Revisiting Northanger Abbey at Chawton

Article excerpt

JANE AUSTEN'S MOVE to Chawton Cottage two hundred years ago clearly prompted her to review her substantial collection of unpublished writing, both her juvenilia and her early novels, in order, finally, to achieve publication. That review seems to have led to her change of direction as a writer, for the novels that she later revised or composed at Chawton have very different narrative voices and heroines than does Northanger Abbey, the only pre-Chawton novel that remains essentially in its pre-Chawton form--that is, the version sold to Crosby in 1803. I propose to re-read Northanger Abbey, and particularly the character of Catherine Morland, in relation to the later novels in order to measure how Chawton changed Jane Austen and how Austen changed the English novel.

Like nearly all of Austen's writing, Northanger Abbey is about reading, rereading, and misreading, (1) but it marks a departure in how Austen approached that theme--a change that had begun even before Austen wrote Susan (her original title for Northanger Abbey) in 1798. Most of the juvenilia preceding Catharine [or Kitty], or the Bower, the final entry in Volume the Third (1795), are burlesques that implicitly criticize popular genres through parodic exaggeration and amplification. Catharine, however, is a work of realistic, domestic fiction with a third-person Johnsonian narrator who slips effortlessly into free indirect discourse. (2) Instead of burlesquing the excesses of popular literature, Catharine dramatizes characters through their realistic dialogue about popular fiction. For example, Camilla Stanley's fatuous comments about Charlotte Smith's novels mark her as hopelessly shallow. The narrator informs us: "She professed a love of Books without Reading, was Lively without Wit, and generally Good humoured without Merit" (248).

The heroine of Catharine, however, is not Camilla Stanley but, rather, the intelligent, informed, principled, perceptive, dry-witted Catharine Percival, the first recognizably Austenian heroine, whose rational judgment is contrasted to the frivolous Miss Stanley's:

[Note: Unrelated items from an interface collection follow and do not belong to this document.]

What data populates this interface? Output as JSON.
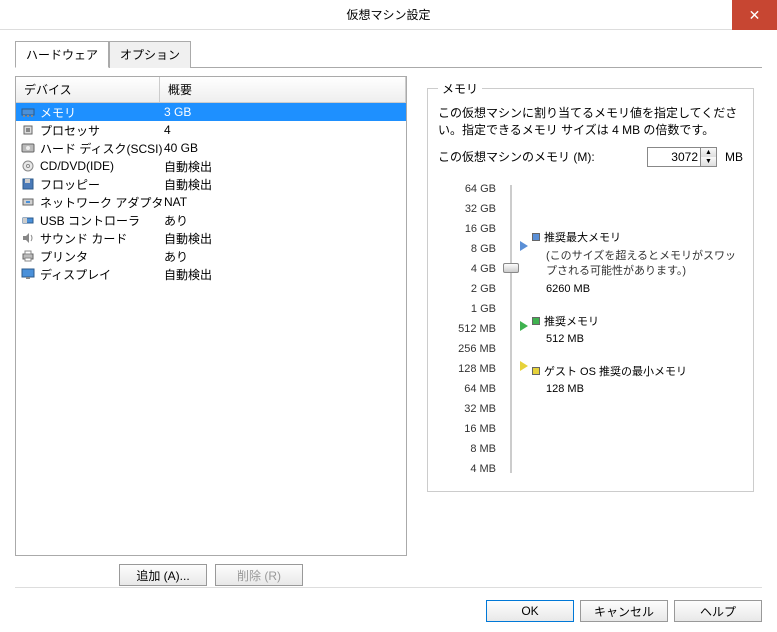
{
  "title": "仮想マシン設定",
  "tabs": {
    "hardware": "ハードウェア",
    "options": "オプション"
  },
  "table": {
    "header_device": "デバイス",
    "header_summary": "概要",
    "rows": [
      {
        "name": "メモリ",
        "summary": "3 GB",
        "icon": "memory"
      },
      {
        "name": "プロセッサ",
        "summary": "4",
        "icon": "cpu"
      },
      {
        "name": "ハード ディスク(SCSI)",
        "summary": "40 GB",
        "icon": "hdd"
      },
      {
        "name": "CD/DVD(IDE)",
        "summary": "自動検出",
        "icon": "cd"
      },
      {
        "name": "フロッピー",
        "summary": "自動検出",
        "icon": "floppy"
      },
      {
        "name": "ネットワーク アダプタ",
        "summary": "NAT",
        "icon": "net"
      },
      {
        "name": "USB コントローラ",
        "summary": "あり",
        "icon": "usb"
      },
      {
        "name": "サウンド カード",
        "summary": "自動検出",
        "icon": "sound"
      },
      {
        "name": "プリンタ",
        "summary": "あり",
        "icon": "printer"
      },
      {
        "name": "ディスプレイ",
        "summary": "自動検出",
        "icon": "display"
      }
    ]
  },
  "buttons": {
    "add": "追加 (A)...",
    "remove": "削除 (R)",
    "ok": "OK",
    "cancel": "キャンセル",
    "help": "ヘルプ"
  },
  "memory": {
    "legend": "メモリ",
    "desc": "この仮想マシンに割り当てるメモリ値を指定してください。指定できるメモリ サイズは 4 MB の倍数です。",
    "label": "この仮想マシンのメモリ (M):",
    "value": "3072",
    "unit": "MB",
    "ticks": [
      "64 GB",
      "32 GB",
      "16 GB",
      "8 GB",
      "4 GB",
      "2 GB",
      "1 GB",
      "512 MB",
      "256 MB",
      "128 MB",
      "64 MB",
      "32 MB",
      "16 MB",
      "8 MB",
      "4 MB"
    ],
    "rec_max": {
      "label": "推奨最大メモリ",
      "note": "(このサイズを超えるとメモリがスワップされる可能性があります。)",
      "value": "6260 MB",
      "color": "#5a8fd6"
    },
    "rec": {
      "label": "推奨メモリ",
      "value": "512 MB",
      "color": "#3fb24f"
    },
    "rec_min": {
      "label": "ゲスト OS 推奨の最小メモリ",
      "value": "128 MB",
      "color": "#e6d23a"
    }
  }
}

   Kitty was herself a great reader, tho' perhaps not a very deep one,
   and felt therefore highly delighted to find that Miss Stanley was
   equally fond of it. Eager to know that their sentiments as to Books
   were similar, she very soon began questioning her new Acquaintance
   on the subject....

"You have read Mrs Smith's Novels, I suppose?" said she to her Companion--. "Oh! Yes, replied the other, and I am quite delighted with them--They are the sweetest things in the world--" "And which do you prefer of them?" "Oh! dear, I think there is no comparison between them--Emmeline is so much better than any of the others--"

"Many people think so, I know; but there does not appear so great a disproportion in their Merits to me; do you think it is better written?"

"Oh! I do not know anything about that--but it is better in everything--Besides, Ethelinde is so long--" (249)

In this passage, rather than burlesquing silly novels by exaggerating their elements, as Austen did in her earlier juvenilia, she uses dialogue about novels to reveal the characters who read them--a technique she would develop in her more mature works.

Catharine Percival learns all she needs to know about Camilla Stanley during their brief discourse about Mrs. Smith's novels, but Camilla's brother, the handsome, clever, and rich Edward Stanley, manages to leave a small hole in Catharine's heart after a one-day courtship. The piece ends with Catharine both regretting her foolishness in succumbing to Edward's charm, and taking heart from Camilla's assurance that Edward really is in love with her. Clearly, this Catharine, although clear-eyed, sharp-tongued, and self-aware, has her judgment impaired not by reading but by love.

When, about five years later, Austen began to write Susan, she recycled elements from the earlier Catharine so that self-dramatizing, slang-spouting Camilla Stanley became Catherine Morland's false friend Isabella Thorpe while the dialogue in which Catharine Percival and Camilla Stanley discuss novels was reworked and expanded in Northanger Abbey. …